417 yards and 4 touchdowns. Those are the statistics that you will hear over and over again this week as the Philadelphia Eagles prepare to take on a Buccaneers team that shook the world just a few days ago. Journeyman quarterback Ryan Fitzpatrick looked into the face of losing, grinned and proceeded to cheat it once again. The veteran lifted his Bucs team to a stunning 48-40 win over the Saints, who went into the fixture as -10 point favorites. Was this the biggest shock of week one? Absolutely. Will week two see an even bigger one? Potentially.
Unfortunately for Fitzpatrick however, this won’t necessarily end in his favor. Sure, Fitzpatrick rekindled the form of his Buffalo years, finding comfort in his safety blanket, Mike Evans, but he won’t have such an easy job this time around.

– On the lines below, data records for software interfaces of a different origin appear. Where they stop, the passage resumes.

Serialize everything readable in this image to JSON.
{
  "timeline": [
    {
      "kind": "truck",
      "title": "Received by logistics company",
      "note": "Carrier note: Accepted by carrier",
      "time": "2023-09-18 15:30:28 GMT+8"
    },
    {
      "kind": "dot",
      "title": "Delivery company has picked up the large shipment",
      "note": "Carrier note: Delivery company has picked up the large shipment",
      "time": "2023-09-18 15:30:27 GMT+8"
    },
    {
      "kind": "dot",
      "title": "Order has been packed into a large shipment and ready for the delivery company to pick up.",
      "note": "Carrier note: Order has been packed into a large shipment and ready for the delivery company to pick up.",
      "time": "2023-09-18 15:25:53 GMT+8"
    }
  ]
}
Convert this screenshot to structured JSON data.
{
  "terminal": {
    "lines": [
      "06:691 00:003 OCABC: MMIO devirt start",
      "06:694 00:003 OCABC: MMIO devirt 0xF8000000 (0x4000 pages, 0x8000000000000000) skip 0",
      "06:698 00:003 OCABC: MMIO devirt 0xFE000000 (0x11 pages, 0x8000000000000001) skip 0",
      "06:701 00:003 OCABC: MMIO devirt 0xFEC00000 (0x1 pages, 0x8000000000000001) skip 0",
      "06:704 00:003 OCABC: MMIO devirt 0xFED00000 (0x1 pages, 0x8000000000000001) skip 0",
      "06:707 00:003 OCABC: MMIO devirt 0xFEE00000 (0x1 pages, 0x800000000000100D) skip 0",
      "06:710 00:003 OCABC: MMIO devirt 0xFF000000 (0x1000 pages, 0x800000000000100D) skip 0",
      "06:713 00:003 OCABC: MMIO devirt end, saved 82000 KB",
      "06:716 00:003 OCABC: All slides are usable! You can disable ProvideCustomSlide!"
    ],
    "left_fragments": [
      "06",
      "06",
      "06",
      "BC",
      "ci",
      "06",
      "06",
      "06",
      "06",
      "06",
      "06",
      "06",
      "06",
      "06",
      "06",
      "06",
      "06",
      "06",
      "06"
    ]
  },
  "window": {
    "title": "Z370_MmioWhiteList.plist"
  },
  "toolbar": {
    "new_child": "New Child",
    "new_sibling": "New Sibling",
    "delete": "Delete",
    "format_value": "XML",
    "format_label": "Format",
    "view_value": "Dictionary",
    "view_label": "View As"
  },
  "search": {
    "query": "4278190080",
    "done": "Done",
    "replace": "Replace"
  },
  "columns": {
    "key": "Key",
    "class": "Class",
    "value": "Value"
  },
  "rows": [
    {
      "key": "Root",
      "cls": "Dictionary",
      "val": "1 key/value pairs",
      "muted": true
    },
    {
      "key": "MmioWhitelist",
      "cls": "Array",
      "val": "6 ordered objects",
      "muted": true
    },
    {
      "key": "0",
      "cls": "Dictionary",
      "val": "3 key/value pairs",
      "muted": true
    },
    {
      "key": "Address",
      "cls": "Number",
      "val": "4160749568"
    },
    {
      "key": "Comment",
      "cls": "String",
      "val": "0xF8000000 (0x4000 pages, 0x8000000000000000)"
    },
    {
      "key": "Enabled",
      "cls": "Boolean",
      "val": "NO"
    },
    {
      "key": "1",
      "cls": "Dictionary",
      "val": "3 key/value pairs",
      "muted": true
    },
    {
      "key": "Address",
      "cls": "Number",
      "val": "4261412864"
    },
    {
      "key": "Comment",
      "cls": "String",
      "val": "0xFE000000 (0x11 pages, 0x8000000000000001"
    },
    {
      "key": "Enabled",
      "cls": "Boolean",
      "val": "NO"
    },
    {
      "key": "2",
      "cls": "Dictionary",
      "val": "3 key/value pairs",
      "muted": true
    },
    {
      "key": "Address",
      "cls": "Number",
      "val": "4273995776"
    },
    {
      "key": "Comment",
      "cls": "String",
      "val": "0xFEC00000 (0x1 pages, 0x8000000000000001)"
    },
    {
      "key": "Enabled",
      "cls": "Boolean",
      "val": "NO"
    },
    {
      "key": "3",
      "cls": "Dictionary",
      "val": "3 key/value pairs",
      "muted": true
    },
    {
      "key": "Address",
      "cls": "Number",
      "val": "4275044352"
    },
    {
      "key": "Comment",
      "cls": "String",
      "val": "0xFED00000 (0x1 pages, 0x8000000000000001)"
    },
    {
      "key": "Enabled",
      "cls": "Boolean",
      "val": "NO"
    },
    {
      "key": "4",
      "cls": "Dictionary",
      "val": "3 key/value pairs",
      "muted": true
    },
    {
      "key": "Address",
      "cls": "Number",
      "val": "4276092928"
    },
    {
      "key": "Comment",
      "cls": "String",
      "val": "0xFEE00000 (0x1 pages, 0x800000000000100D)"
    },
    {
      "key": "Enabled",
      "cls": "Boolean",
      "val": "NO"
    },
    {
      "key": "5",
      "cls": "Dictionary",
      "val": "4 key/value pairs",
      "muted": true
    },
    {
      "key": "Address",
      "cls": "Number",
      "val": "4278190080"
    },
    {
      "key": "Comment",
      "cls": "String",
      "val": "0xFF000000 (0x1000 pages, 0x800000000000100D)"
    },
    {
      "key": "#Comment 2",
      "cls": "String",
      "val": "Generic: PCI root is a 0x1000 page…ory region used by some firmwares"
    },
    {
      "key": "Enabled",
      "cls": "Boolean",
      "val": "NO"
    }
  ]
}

Let’s not take anything away from the quarterback now in his 14th season, he played one hell of a game…but so did his offensive line.
Against the Saints, Fitzpatrick was hit just twice and his offensive line allowed 4 tackles for a loss. With all the time in the world, Fitzpatrick was able to test the Saints secondary underneath consistently, firing at a 75% completion rate. Those numbers are simply absurd and were largely inflated by the fact that New Orleans has next to no presence in the trenches. The team finished with 7 total pressures, ranking 27th of 28 teams and the only player to hurry the quarterback more than once was Alex Okafor.
Fitzpatrick will face a very different situation when he lines up opposite Fletcher Cox who will be staring deep into his soul. The Eagles weren’t just able to completely stifle the Falcons inside the red zone, but hit Matt Ryan a thumping 13 times, batting down 10 passes and driving home 9.5 tackles for a loss. No passing touchdowns and a plucked pass from Rasul Douglas acted as the cherry on the cake for a defense that decimated the pride of the NFC South.
“We were collapsing the pocket, and a couple of those throws the quarterback could barely even get it off.” Jim Schwartz explained earlier this week. “He was on the clock. He didn’t want to take a sack and have the clock run out; didn’t want to throw an interception and put the quarterback in a little bit of a bind.”
To make things even worse for the Bucs, it’s not like Fitzpatrick has had great success against the Eagles either. When the two last met in 2015, he was forced to throw 58 times, tossing 3 interceptions and 2 touchdowns. He was hit 9 times during that game. In the two games against a Jim Schwartz defense, Fitzpatrick has completed 60% of his passes, thrown 2 touchdowns and 3 interceptions, averaging 6.8 yards per attempt. That sounds like a very different quarterback to the one who just ripped the Saints secondary to shreds, doesn’t it?
The Eagles have a pass-rush that is unrelenting and a huge reason behind that is the rotation. Whether it’s Chris Long and Brandon Graham, or Derek Barnett and Michael Bennett, this unit does not rest. Schwartz continues to find new ways to harness the potential within that locker room, while keeping his starters at 100% and allowing the ‘fresh legs’ effect to beat down on worn out offensive linemen.
“So I think you need to have unselfish players.” The Eagles defensive coordinator said when asked about the success behind his never-ending defensive end rotation. “It just needs to be stressed. I think when you show plays like those last five plays in the game when they were fresh and they were coming and it didn’t matter who was in the game, I think that that goes a long way to selling those kind of things.
It’s good for not just one game, but over the course of the season. I think our players recognize that. I think it also goes to another theme of what we’ve been talking about: you have to trust a guy that he can go in and make those plays.
If you want to rotate players, you need to have players that can be the field. You can’t say, ‘Well, ‘this’ guy can’t be out there in ‘this’ situation or ‘this’ situation or ‘this’ situation or ‘this’ situation,’ and then he doesn’t play very much snaps in the game.
So we have trust in those players. They work hard together. They realize it’s about the group, it’s not about them individually. That’s where the production counts.”
If the Bucs offensive line show shades of 2017, where they allowed a total of 100 quarterback hits and 41 sacks, they’re going to have an extremely painful and frustrating day against an Eagles defense that has somehow gotten even better in a shortened offseason.
Should Fitzpatrick’s effortless deconstruction of the Saints act as a warning? The bigger they are, the harder they fall.